### Exercise details
State, as a number alone, how many lines of the entries contain the word "name".

^^^^^^^^^^^^^^^^

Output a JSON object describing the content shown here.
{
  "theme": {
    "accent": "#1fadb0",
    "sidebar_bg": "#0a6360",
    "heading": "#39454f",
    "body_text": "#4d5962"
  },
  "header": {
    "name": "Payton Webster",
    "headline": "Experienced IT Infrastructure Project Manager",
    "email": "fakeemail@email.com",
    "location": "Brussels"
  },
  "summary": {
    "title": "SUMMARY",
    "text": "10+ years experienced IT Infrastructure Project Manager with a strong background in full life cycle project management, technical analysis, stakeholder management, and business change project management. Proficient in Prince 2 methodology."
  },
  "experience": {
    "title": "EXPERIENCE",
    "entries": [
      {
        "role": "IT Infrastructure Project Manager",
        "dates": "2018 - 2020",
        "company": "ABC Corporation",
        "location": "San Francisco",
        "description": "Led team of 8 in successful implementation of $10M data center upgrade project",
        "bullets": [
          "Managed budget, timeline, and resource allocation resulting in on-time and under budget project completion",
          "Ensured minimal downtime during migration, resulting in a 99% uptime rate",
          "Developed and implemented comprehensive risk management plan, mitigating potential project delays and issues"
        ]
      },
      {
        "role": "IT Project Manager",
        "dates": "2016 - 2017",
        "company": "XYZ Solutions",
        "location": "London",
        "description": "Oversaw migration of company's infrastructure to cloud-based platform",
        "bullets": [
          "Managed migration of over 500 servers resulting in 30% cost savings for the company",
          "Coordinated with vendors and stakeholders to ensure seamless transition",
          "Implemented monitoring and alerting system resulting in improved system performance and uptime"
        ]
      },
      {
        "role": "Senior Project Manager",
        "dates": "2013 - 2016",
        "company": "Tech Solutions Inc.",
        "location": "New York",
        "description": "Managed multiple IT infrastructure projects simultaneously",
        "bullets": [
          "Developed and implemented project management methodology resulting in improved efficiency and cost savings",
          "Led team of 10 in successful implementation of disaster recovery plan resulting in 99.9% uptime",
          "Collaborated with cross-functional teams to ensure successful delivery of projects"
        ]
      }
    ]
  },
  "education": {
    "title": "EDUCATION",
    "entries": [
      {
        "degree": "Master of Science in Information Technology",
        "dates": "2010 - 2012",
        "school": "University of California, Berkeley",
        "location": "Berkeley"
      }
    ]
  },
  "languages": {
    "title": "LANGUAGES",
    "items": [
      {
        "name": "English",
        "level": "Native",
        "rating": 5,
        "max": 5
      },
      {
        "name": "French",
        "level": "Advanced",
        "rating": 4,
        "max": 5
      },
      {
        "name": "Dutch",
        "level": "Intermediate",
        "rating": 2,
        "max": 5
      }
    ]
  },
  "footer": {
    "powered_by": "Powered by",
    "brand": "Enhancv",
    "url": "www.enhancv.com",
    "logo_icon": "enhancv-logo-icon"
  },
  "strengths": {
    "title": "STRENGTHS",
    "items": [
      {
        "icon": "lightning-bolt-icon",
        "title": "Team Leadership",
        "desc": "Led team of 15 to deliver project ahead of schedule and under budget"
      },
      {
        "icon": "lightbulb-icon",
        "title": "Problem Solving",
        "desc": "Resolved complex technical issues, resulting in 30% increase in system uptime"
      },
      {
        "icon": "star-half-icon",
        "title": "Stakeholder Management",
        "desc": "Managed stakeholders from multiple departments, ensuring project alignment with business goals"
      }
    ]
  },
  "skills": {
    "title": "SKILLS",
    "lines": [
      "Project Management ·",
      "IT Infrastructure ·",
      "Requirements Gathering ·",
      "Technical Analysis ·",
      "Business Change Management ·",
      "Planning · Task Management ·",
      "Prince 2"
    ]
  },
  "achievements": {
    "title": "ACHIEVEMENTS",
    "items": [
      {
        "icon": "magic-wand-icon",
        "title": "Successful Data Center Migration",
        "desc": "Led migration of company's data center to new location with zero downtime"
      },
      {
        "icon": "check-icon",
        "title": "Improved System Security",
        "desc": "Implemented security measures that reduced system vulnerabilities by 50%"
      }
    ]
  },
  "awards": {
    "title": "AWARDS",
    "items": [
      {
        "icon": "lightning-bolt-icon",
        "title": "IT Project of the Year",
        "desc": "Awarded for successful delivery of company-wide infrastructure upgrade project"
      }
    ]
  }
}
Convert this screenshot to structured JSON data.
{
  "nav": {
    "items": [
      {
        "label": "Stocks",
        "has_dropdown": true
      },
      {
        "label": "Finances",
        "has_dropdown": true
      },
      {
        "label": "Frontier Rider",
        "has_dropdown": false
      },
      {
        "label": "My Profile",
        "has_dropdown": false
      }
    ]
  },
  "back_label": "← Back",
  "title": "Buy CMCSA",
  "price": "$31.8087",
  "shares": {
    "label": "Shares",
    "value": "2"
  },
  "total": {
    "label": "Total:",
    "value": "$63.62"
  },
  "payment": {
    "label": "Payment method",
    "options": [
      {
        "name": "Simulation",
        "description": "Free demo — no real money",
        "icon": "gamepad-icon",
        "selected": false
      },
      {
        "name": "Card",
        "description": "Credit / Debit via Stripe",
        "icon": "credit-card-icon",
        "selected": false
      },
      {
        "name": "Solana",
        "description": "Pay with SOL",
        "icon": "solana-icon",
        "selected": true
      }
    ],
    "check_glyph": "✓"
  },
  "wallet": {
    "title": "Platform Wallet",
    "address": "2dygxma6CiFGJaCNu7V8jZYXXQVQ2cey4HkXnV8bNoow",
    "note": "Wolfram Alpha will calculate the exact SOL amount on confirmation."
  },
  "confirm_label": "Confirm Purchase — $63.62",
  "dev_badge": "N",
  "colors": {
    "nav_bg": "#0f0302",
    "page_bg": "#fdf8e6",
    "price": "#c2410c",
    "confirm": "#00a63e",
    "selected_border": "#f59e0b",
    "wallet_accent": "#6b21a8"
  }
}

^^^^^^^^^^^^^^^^

### Answer space
7